▸ TASK: Each line below that holds the word "JSON" counts once; state the total number of such lines and nothing else.

___ SUPPLIED RECORDS

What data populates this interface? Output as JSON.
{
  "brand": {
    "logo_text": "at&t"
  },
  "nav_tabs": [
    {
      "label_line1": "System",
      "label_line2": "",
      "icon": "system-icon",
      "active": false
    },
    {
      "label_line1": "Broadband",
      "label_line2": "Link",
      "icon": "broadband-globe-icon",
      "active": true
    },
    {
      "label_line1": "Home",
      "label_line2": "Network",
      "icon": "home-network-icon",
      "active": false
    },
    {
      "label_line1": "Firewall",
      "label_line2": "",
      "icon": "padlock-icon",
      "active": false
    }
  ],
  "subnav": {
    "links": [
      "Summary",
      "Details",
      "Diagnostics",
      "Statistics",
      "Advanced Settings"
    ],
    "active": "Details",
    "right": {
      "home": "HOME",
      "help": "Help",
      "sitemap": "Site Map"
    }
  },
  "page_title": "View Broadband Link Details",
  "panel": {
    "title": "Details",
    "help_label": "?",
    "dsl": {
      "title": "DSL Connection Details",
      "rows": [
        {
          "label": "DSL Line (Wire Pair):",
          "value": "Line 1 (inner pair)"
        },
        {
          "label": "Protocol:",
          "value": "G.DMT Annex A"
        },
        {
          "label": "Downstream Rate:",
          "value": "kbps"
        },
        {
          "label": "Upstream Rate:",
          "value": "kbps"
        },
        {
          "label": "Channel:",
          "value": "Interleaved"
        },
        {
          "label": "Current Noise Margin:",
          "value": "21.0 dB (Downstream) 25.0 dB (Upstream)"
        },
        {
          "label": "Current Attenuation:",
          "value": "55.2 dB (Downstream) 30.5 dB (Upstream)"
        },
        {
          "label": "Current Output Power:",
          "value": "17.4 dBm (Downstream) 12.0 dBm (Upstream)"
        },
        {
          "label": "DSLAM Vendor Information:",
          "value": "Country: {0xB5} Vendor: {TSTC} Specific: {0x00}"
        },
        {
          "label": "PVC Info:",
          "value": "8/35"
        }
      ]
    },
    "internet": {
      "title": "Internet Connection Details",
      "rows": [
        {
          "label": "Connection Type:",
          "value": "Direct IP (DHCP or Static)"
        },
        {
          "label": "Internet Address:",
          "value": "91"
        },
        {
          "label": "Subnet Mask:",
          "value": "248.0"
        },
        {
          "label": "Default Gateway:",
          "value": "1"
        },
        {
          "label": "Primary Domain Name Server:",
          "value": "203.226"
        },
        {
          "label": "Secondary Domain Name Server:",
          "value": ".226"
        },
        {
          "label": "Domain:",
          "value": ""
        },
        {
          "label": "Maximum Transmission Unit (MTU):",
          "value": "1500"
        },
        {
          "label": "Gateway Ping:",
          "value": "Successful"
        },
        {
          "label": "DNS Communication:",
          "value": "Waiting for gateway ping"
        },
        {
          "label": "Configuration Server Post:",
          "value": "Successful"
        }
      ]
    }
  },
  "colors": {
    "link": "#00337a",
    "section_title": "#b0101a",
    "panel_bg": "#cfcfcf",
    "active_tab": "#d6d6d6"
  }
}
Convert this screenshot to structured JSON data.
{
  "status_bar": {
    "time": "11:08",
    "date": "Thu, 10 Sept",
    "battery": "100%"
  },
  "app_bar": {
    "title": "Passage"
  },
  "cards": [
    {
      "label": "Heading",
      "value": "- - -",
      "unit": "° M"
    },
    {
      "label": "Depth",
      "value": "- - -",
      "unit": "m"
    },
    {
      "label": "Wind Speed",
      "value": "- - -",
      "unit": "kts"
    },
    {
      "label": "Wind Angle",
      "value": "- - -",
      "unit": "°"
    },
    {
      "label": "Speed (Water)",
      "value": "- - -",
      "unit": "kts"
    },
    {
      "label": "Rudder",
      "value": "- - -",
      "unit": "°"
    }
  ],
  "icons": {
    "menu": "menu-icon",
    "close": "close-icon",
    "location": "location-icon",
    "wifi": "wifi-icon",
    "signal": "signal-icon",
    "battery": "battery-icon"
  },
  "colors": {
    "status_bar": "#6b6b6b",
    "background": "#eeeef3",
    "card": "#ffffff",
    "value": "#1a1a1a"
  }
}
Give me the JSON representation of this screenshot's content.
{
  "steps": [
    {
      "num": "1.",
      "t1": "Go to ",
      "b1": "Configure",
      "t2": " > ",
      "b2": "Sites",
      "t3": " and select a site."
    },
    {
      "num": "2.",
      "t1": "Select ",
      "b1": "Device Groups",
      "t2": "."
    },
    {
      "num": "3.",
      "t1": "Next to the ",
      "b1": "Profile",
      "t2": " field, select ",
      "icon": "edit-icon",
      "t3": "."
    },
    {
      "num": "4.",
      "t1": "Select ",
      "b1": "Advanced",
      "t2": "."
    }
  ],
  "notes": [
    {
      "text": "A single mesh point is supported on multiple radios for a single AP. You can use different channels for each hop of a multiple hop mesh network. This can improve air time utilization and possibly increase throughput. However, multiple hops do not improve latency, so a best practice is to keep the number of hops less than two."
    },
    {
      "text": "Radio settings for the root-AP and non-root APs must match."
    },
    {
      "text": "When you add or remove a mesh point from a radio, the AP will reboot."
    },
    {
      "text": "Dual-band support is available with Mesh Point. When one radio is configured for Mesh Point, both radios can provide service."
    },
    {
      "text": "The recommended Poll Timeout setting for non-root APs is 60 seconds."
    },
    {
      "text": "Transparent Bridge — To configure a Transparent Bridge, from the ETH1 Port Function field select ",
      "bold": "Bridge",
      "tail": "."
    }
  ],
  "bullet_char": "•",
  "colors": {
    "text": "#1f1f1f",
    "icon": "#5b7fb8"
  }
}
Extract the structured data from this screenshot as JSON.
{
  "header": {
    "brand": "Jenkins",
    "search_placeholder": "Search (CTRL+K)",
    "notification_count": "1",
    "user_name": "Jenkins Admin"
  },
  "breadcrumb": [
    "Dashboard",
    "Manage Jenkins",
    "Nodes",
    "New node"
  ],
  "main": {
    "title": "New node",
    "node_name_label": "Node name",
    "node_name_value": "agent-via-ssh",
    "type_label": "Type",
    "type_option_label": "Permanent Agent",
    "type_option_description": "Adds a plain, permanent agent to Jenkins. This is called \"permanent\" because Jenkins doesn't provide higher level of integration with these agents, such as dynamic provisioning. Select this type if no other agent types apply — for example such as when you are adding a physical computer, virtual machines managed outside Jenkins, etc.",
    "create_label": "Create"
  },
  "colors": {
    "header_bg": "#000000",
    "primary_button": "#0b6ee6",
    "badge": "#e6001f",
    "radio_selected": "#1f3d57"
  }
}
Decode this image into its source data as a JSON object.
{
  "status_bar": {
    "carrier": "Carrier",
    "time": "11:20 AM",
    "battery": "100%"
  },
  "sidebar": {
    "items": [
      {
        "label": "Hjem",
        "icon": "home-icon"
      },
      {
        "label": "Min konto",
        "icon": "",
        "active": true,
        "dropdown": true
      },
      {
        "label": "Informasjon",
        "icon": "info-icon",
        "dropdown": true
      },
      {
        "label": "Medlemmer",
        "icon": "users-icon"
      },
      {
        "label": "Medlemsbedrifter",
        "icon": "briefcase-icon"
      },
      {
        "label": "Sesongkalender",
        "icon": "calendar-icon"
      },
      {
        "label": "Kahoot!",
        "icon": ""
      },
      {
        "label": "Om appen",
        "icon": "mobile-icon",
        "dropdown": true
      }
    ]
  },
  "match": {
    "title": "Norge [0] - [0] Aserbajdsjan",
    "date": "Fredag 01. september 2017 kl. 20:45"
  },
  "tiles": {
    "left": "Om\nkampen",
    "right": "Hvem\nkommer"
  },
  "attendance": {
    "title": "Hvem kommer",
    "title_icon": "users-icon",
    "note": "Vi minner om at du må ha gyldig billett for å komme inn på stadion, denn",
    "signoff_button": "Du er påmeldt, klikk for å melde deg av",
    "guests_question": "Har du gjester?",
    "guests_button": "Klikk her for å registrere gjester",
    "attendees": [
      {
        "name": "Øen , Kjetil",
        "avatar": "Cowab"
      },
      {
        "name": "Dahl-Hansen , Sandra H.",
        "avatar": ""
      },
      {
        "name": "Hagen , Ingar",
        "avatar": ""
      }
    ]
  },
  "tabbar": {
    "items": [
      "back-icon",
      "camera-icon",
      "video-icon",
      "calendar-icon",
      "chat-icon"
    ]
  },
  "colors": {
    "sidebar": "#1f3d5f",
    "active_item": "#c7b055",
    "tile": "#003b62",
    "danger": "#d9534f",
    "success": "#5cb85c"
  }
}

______

▸ SOLUTION TO THIS EXERCISE: 5